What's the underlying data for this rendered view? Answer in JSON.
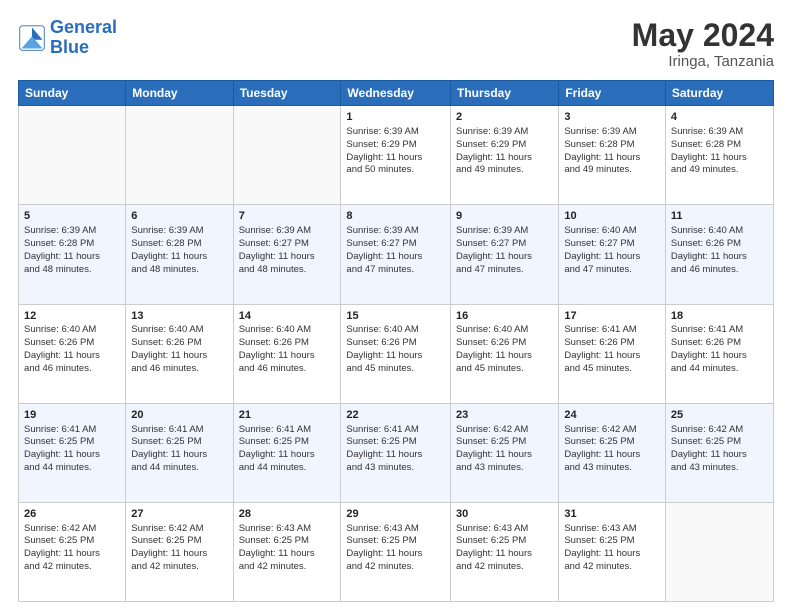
{
  "logo": {
    "line1": "General",
    "line2": "Blue"
  },
  "title": "May 2024",
  "location": "Iringa, Tanzania",
  "days_header": [
    "Sunday",
    "Monday",
    "Tuesday",
    "Wednesday",
    "Thursday",
    "Friday",
    "Saturday"
  ],
  "weeks": [
    [
      {
        "day": "",
        "info": ""
      },
      {
        "day": "",
        "info": ""
      },
      {
        "day": "",
        "info": ""
      },
      {
        "day": "1",
        "info": "Sunrise: 6:39 AM\nSunset: 6:29 PM\nDaylight: 11 hours\nand 50 minutes."
      },
      {
        "day": "2",
        "info": "Sunrise: 6:39 AM\nSunset: 6:29 PM\nDaylight: 11 hours\nand 49 minutes."
      },
      {
        "day": "3",
        "info": "Sunrise: 6:39 AM\nSunset: 6:28 PM\nDaylight: 11 hours\nand 49 minutes."
      },
      {
        "day": "4",
        "info": "Sunrise: 6:39 AM\nSunset: 6:28 PM\nDaylight: 11 hours\nand 49 minutes."
      }
    ],
    [
      {
        "day": "5",
        "info": "Sunrise: 6:39 AM\nSunset: 6:28 PM\nDaylight: 11 hours\nand 48 minutes."
      },
      {
        "day": "6",
        "info": "Sunrise: 6:39 AM\nSunset: 6:28 PM\nDaylight: 11 hours\nand 48 minutes."
      },
      {
        "day": "7",
        "info": "Sunrise: 6:39 AM\nSunset: 6:27 PM\nDaylight: 11 hours\nand 48 minutes."
      },
      {
        "day": "8",
        "info": "Sunrise: 6:39 AM\nSunset: 6:27 PM\nDaylight: 11 hours\nand 47 minutes."
      },
      {
        "day": "9",
        "info": "Sunrise: 6:39 AM\nSunset: 6:27 PM\nDaylight: 11 hours\nand 47 minutes."
      },
      {
        "day": "10",
        "info": "Sunrise: 6:40 AM\nSunset: 6:27 PM\nDaylight: 11 hours\nand 47 minutes."
      },
      {
        "day": "11",
        "info": "Sunrise: 6:40 AM\nSunset: 6:26 PM\nDaylight: 11 hours\nand 46 minutes."
      }
    ],
    [
      {
        "day": "12",
        "info": "Sunrise: 6:40 AM\nSunset: 6:26 PM\nDaylight: 11 hours\nand 46 minutes."
      },
      {
        "day": "13",
        "info": "Sunrise: 6:40 AM\nSunset: 6:26 PM\nDaylight: 11 hours\nand 46 minutes."
      },
      {
        "day": "14",
        "info": "Sunrise: 6:40 AM\nSunset: 6:26 PM\nDaylight: 11 hours\nand 46 minutes."
      },
      {
        "day": "15",
        "info": "Sunrise: 6:40 AM\nSunset: 6:26 PM\nDaylight: 11 hours\nand 45 minutes."
      },
      {
        "day": "16",
        "info": "Sunrise: 6:40 AM\nSunset: 6:26 PM\nDaylight: 11 hours\nand 45 minutes."
      },
      {
        "day": "17",
        "info": "Sunrise: 6:41 AM\nSunset: 6:26 PM\nDaylight: 11 hours\nand 45 minutes."
      },
      {
        "day": "18",
        "info": "Sunrise: 6:41 AM\nSunset: 6:26 PM\nDaylight: 11 hours\nand 44 minutes."
      }
    ],
    [
      {
        "day": "19",
        "info": "Sunrise: 6:41 AM\nSunset: 6:25 PM\nDaylight: 11 hours\nand 44 minutes."
      },
      {
        "day": "20",
        "info": "Sunrise: 6:41 AM\nSunset: 6:25 PM\nDaylight: 11 hours\nand 44 minutes."
      },
      {
        "day": "21",
        "info": "Sunrise: 6:41 AM\nSunset: 6:25 PM\nDaylight: 11 hours\nand 44 minutes."
      },
      {
        "day": "22",
        "info": "Sunrise: 6:41 AM\nSunset: 6:25 PM\nDaylight: 11 hours\nand 43 minutes."
      },
      {
        "day": "23",
        "info": "Sunrise: 6:42 AM\nSunset: 6:25 PM\nDaylight: 11 hours\nand 43 minutes."
      },
      {
        "day": "24",
        "info": "Sunrise: 6:42 AM\nSunset: 6:25 PM\nDaylight: 11 hours\nand 43 minutes."
      },
      {
        "day": "25",
        "info": "Sunrise: 6:42 AM\nSunset: 6:25 PM\nDaylight: 11 hours\nand 43 minutes."
      }
    ],
    [
      {
        "day": "26",
        "info": "Sunrise: 6:42 AM\nSunset: 6:25 PM\nDaylight: 11 hours\nand 42 minutes."
      },
      {
        "day": "27",
        "info": "Sunrise: 6:42 AM\nSunset: 6:25 PM\nDaylight: 11 hours\nand 42 minutes."
      },
      {
        "day": "28",
        "info": "Sunrise: 6:43 AM\nSunset: 6:25 PM\nDaylight: 11 hours\nand 42 minutes."
      },
      {
        "day": "29",
        "info": "Sunrise: 6:43 AM\nSunset: 6:25 PM\nDaylight: 11 hours\nand 42 minutes."
      },
      {
        "day": "30",
        "info": "Sunrise: 6:43 AM\nSunset: 6:25 PM\nDaylight: 11 hours\nand 42 minutes."
      },
      {
        "day": "31",
        "info": "Sunrise: 6:43 AM\nSunset: 6:25 PM\nDaylight: 11 hours\nand 42 minutes."
      },
      {
        "day": "",
        "info": ""
      }
    ]
  ]
}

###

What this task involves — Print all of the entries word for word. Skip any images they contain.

Result of the task —
What's the underlying data for this rendered view? Answer in JSON.
{
  "logo": {
    "line1": "General",
    "line2": "Blue"
  },
  "title": "May 2024",
  "location": "Iringa, Tanzania",
  "days_header": [
    "Sunday",
    "Monday",
    "Tuesday",
    "Wednesday",
    "Thursday",
    "Friday",
    "Saturday"
  ],
  "weeks": [
    [
      {
        "day": "",
        "info": ""
      },
      {
        "day": "",
        "info": ""
      },
      {
        "day": "",
        "info": ""
      },
      {
        "day": "1",
        "info": "Sunrise: 6:39 AM\nSunset: 6:29 PM\nDaylight: 11 hours\nand 50 minutes."
      },
      {
        "day": "2",
        "info": "Sunrise: 6:39 AM\nSunset: 6:29 PM\nDaylight: 11 hours\nand 49 minutes."
      },
      {
        "day": "3",
        "info": "Sunrise: 6:39 AM\nSunset: 6:28 PM\nDaylight: 11 hours\nand 49 minutes."
      },
      {
        "day": "4",
        "info": "Sunrise: 6:39 AM\nSunset: 6:28 PM\nDaylight: 11 hours\nand 49 minutes."
      }
    ],
    [
      {
        "day": "5",
        "info": "Sunrise: 6:39 AM\nSunset: 6:28 PM\nDaylight: 11 hours\nand 48 minutes."
      },
      {
        "day": "6",
        "info": "Sunrise: 6:39 AM\nSunset: 6:28 PM\nDaylight: 11 hours\nand 48 minutes."
      },
      {
        "day": "7",
        "info": "Sunrise: 6:39 AM\nSunset: 6:27 PM\nDaylight: 11 hours\nand 48 minutes."
      },
      {
        "day": "8",
        "info": "Sunrise: 6:39 AM\nSunset: 6:27 PM\nDaylight: 11 hours\nand 47 minutes."
      },
      {
        "day": "9",
        "info": "Sunrise: 6:39 AM\nSunset: 6:27 PM\nDaylight: 11 hours\nand 47 minutes."
      },
      {
        "day": "10",
        "info": "Sunrise: 6:40 AM\nSunset: 6:27 PM\nDaylight: 11 hours\nand 47 minutes."
      },
      {
        "day": "11",
        "info": "Sunrise: 6:40 AM\nSunset: 6:26 PM\nDaylight: 11 hours\nand 46 minutes."
      }
    ],
    [
      {
        "day": "12",
        "info": "Sunrise: 6:40 AM\nSunset: 6:26 PM\nDaylight: 11 hours\nand 46 minutes."
      },
      {
        "day": "13",
        "info": "Sunrise: 6:40 AM\nSunset: 6:26 PM\nDaylight: 11 hours\nand 46 minutes."
      },
      {
        "day": "14",
        "info": "Sunrise: 6:40 AM\nSunset: 6:26 PM\nDaylight: 11 hours\nand 46 minutes."
      },
      {
        "day": "15",
        "info": "Sunrise: 6:40 AM\nSunset: 6:26 PM\nDaylight: 11 hours\nand 45 minutes."
      },
      {
        "day": "16",
        "info": "Sunrise: 6:40 AM\nSunset: 6:26 PM\nDaylight: 11 hours\nand 45 minutes."
      },
      {
        "day": "17",
        "info": "Sunrise: 6:41 AM\nSunset: 6:26 PM\nDaylight: 11 hours\nand 45 minutes."
      },
      {
        "day": "18",
        "info": "Sunrise: 6:41 AM\nSunset: 6:26 PM\nDaylight: 11 hours\nand 44 minutes."
      }
    ],
    [
      {
        "day": "19",
        "info": "Sunrise: 6:41 AM\nSunset: 6:25 PM\nDaylight: 11 hours\nand 44 minutes."
      },
      {
        "day": "20",
        "info": "Sunrise: 6:41 AM\nSunset: 6:25 PM\nDaylight: 11 hours\nand 44 minutes."
      },
      {
        "day": "21",
        "info": "Sunrise: 6:41 AM\nSunset: 6:25 PM\nDaylight: 11 hours\nand 44 minutes."
      },
      {
        "day": "22",
        "info": "Sunrise: 6:41 AM\nSunset: 6:25 PM\nDaylight: 11 hours\nand 43 minutes."
      },
      {
        "day": "23",
        "info": "Sunrise: 6:42 AM\nSunset: 6:25 PM\nDaylight: 11 hours\nand 43 minutes."
      },
      {
        "day": "24",
        "info": "Sunrise: 6:42 AM\nSunset: 6:25 PM\nDaylight: 11 hours\nand 43 minutes."
      },
      {
        "day": "25",
        "info": "Sunrise: 6:42 AM\nSunset: 6:25 PM\nDaylight: 11 hours\nand 43 minutes."
      }
    ],
    [
      {
        "day": "26",
        "info": "Sunrise: 6:42 AM\nSunset: 6:25 PM\nDaylight: 11 hours\nand 42 minutes."
      },
      {
        "day": "27",
        "info": "Sunrise: 6:42 AM\nSunset: 6:25 PM\nDaylight: 11 hours\nand 42 minutes."
      },
      {
        "day": "28",
        "info": "Sunrise: 6:43 AM\nSunset: 6:25 PM\nDaylight: 11 hours\nand 42 minutes."
      },
      {
        "day": "29",
        "info": "Sunrise: 6:43 AM\nSunset: 6:25 PM\nDaylight: 11 hours\nand 42 minutes."
      },
      {
        "day": "30",
        "info": "Sunrise: 6:43 AM\nSunset: 6:25 PM\nDaylight: 11 hours\nand 42 minutes."
      },
      {
        "day": "31",
        "info": "Sunrise: 6:43 AM\nSunset: 6:25 PM\nDaylight: 11 hours\nand 42 minutes."
      },
      {
        "day": "",
        "info": ""
      }
    ]
  ]
}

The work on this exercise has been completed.